The Lord’s Supper (also called the Eucharist, or Holy Communion) is the perpetual celebration of remembrance and thanksgiving for the death and resurrection of Jesus, until he comes again in glory. By the power of the Holy Spirit, as the bread and cup are lifted before us to receive, we are lifted spiritually to the ascended Lord, with whom we have holy communion, and wherein the Lord confirms and strengthens our faith, nourishing us toward eternal life, and providing a foretaste of the heavenly feast to come. Further, we are united with all Christians of every time and place as one body when we receive this meal. It is a perpetual remembrance and celebration of the meaning of our baptism. The Lord’s Supper is open to all Christians who trust in Jesus Christ as their Lord and Savior, recognizing that our access to the Table is not a right conferred upon the worthy, but a privilege given to the undeserving who come in faith, penitence and love.
We affirm that our only comfort in life and in death is that we belong body and soul, not to ourselves, but to our faithful Savior Jesus Christ.
we are presbyterian
This simply describes our church government, which is structured around the office of elder (or in the Greek, presbuteros).
We have teaching elders (Ministers of Word and Sacrament, or Pastors) and ruling elders, who are gifted and called by the Holy Spirit to provide for the spiritual leadership and government of the church.
Each congregation exists within a "presbytery," which is a body consisting of one ruling elder and all the teaching elders in a geographic area.
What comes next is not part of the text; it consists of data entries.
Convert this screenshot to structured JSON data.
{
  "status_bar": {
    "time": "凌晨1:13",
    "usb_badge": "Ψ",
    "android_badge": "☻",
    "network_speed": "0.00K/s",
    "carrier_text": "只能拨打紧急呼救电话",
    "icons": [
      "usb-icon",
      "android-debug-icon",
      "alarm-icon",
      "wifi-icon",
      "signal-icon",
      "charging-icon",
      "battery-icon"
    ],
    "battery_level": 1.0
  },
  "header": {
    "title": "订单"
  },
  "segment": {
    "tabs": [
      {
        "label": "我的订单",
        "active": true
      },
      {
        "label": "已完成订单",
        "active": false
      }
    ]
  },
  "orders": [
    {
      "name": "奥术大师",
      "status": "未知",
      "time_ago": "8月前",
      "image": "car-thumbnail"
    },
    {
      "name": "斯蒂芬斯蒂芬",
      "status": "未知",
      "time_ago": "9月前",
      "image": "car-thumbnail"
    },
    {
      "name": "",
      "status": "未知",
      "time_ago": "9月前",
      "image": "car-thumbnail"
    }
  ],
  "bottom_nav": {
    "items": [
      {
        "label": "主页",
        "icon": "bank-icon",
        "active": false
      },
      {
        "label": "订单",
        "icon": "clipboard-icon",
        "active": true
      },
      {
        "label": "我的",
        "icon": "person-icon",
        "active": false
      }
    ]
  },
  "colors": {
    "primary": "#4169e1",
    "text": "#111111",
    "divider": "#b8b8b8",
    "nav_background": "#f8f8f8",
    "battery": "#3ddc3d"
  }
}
The presbytery functions as a "corporate bishop" by providing pastoral oversight and leadership for multiple churches in a geographic area.
As members of the Presbyterian Church (U.S.A.), "we receive and adopt the essential tenets of the Reformed faith as expressed in the confessions of our Church as authentic and reliable expositions of what Scripture leads us to believe and do, and [are] instructed and led by those confessions as [we] lead the people of God." To read these confessions, visit the following link: Book of Confessions.
Banner image by Nathan Leslie